• **Task**
All of the entries need to be copied character for character.

[Opening Provided entries section]

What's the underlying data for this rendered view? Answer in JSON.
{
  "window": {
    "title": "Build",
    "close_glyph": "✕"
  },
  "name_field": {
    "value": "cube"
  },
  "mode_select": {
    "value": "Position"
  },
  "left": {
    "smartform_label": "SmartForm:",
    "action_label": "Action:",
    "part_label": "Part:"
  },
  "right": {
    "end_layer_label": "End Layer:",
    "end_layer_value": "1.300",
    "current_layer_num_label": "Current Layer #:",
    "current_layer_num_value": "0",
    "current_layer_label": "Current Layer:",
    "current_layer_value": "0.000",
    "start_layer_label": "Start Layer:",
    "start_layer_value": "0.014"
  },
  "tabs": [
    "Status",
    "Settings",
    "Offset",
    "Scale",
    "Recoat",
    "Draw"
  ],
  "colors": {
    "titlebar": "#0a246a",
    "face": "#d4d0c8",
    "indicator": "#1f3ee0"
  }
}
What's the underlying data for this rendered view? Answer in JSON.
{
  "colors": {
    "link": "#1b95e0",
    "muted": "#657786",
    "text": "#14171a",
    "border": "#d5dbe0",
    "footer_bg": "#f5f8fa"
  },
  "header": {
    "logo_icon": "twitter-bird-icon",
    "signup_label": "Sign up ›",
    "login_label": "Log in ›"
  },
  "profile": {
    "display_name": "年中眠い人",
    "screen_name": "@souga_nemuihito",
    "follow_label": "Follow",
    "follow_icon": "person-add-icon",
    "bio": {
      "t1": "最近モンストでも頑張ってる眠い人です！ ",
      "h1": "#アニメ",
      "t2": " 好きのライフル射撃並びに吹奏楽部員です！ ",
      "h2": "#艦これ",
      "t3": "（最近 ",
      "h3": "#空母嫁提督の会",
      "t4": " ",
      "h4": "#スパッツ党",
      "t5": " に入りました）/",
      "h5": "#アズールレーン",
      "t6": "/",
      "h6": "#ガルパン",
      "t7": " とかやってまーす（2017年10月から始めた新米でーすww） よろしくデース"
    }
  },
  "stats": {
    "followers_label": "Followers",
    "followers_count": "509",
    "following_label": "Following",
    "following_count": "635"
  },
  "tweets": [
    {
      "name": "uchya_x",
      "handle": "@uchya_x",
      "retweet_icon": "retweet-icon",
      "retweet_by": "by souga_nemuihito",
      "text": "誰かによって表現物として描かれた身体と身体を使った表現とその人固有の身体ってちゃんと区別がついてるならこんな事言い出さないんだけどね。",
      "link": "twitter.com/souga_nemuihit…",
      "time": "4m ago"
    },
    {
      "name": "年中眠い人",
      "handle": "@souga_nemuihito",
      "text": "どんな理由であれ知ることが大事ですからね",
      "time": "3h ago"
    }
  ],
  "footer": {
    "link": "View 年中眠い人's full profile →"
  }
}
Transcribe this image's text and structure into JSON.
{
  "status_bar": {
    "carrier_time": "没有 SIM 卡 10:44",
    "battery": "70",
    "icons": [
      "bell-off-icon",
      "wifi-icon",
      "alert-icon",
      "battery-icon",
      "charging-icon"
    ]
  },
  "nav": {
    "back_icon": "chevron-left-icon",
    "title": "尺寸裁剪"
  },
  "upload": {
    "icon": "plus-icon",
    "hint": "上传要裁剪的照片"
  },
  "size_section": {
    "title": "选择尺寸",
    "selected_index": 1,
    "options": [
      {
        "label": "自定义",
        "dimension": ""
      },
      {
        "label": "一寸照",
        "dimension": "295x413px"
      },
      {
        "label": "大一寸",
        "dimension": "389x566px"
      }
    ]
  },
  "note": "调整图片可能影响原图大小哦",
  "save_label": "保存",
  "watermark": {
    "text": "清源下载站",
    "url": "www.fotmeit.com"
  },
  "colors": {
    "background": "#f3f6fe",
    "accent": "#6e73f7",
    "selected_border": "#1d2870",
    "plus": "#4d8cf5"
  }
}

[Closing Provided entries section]

• **Result of the exercise**
What's the underlying data for this rendered view? Answer in JSON.
{
  "window": {
    "title": "Build",
    "close_glyph": "✕"
  },
  "name_field": {
    "value": "cube"
  },
  "mode_select": {
    "value": "Position"
  },
  "left": {
    "smartform_label": "SmartForm:",
    "action_label": "Action:",
    "part_label": "Part:"
  },
  "right": {
    "end_layer_label": "End Layer:",
    "end_layer_value": "1.300",
    "current_layer_num_label": "Current Layer #:",
    "current_layer_num_value": "0",
    "current_layer_label": "Current Layer:",
    "current_layer_value": "0.000",
    "start_layer_label": "Start Layer:",
    "start_layer_value": "0.014"
  },
  "tabs": [
    "Status",
    "Settings",
    "Offset",
    "Scale",
    "Recoat",
    "Draw"
  ],
  "colors": {
    "titlebar": "#0a246a",
    "face": "#d4d0c8",
    "indicator": "#1f3ee0"
  }
}
What's the underlying data for this rendered view? Answer in JSON.
{
  "colors": {
    "link": "#1b95e0",
    "muted": "#657786",
    "text": "#14171a",
    "border": "#d5dbe0",
    "footer_bg": "#f5f8fa"
  },
  "header": {
    "logo_icon": "twitter-bird-icon",
    "signup_label": "Sign up ›",
    "login_label": "Log in ›"
  },
  "profile": {
    "display_name": "年中眠い人",
    "screen_name": "@souga_nemuihito",
    "follow_label": "Follow",
    "follow_icon": "person-add-icon",
    "bio": {
      "t1": "最近モンストでも頑張ってる眠い人です！ ",
      "h1": "#アニメ",
      "t2": " 好きのライフル射撃並びに吹奏楽部員です！ ",
      "h2": "#艦これ",
      "t3": "（最近 ",
      "h3": "#空母嫁提督の会",
      "t4": " ",
      "h4": "#スパッツ党",
      "t5": " に入りました）/",
      "h5": "#アズールレーン",
      "t6": "/",
      "h6": "#ガルパン",
      "t7": " とかやってまーす（2017年10月から始めた新米でーすww） よろしくデース"
    }
  },
  "stats": {
    "followers_label": "Followers",
    "followers_count": "509",
    "following_label": "Following",
    "following_count": "635"
  },
  "tweets": [
    {
      "name": "uchya_x",
      "handle": "@uchya_x",
      "retweet_icon": "retweet-icon",
      "retweet_by": "by souga_nemuihito",
      "text": "誰かによって表現物として描かれた身体と身体を使った表現とその人固有の身体ってちゃんと区別がついてるならこんな事言い出さないんだけどね。",
      "link": "twitter.com/souga_nemuihit…",
      "time": "4m ago"
    },
    {
      "name": "年中眠い人",
      "handle": "@souga_nemuihito",
      "text": "どんな理由であれ知ることが大事ですからね",
      "time": "3h ago"
    }
  ],
  "footer": {
    "link": "View 年中眠い人's full profile →"
  }
}
Transcribe this image's text and structure into JSON.
{
  "status_bar": {
    "carrier_time": "没有 SIM 卡 10:44",
    "battery": "70",
    "icons": [
      "bell-off-icon",
      "wifi-icon",
      "alert-icon",
      "battery-icon",
      "charging-icon"
    ]
  },
  "nav": {
    "back_icon": "chevron-left-icon",
    "title": "尺寸裁剪"
  },
  "upload": {
    "icon": "plus-icon",
    "hint": "上传要裁剪的照片"
  },
  "size_section": {
    "title": "选择尺寸",
    "selected_index": 1,
    "options": [
      {
        "label": "自定义",
        "dimension": ""
      },
      {
        "label": "一寸照",
        "dimension": "295x413px"
      },
      {
        "label": "大一寸",
        "dimension": "389x566px"
      }
    ]
  },
  "note": "调整图片可能影响原图大小哦",
  "save_label": "保存",
  "watermark": {
    "text": "清源下载站",
    "url": "www.fotmeit.com"
  },
  "colors": {
    "background": "#f3f6fe",
    "accent": "#6e73f7",
    "selected_border": "#1d2870",
    "plus": "#4d8cf5"
  }
}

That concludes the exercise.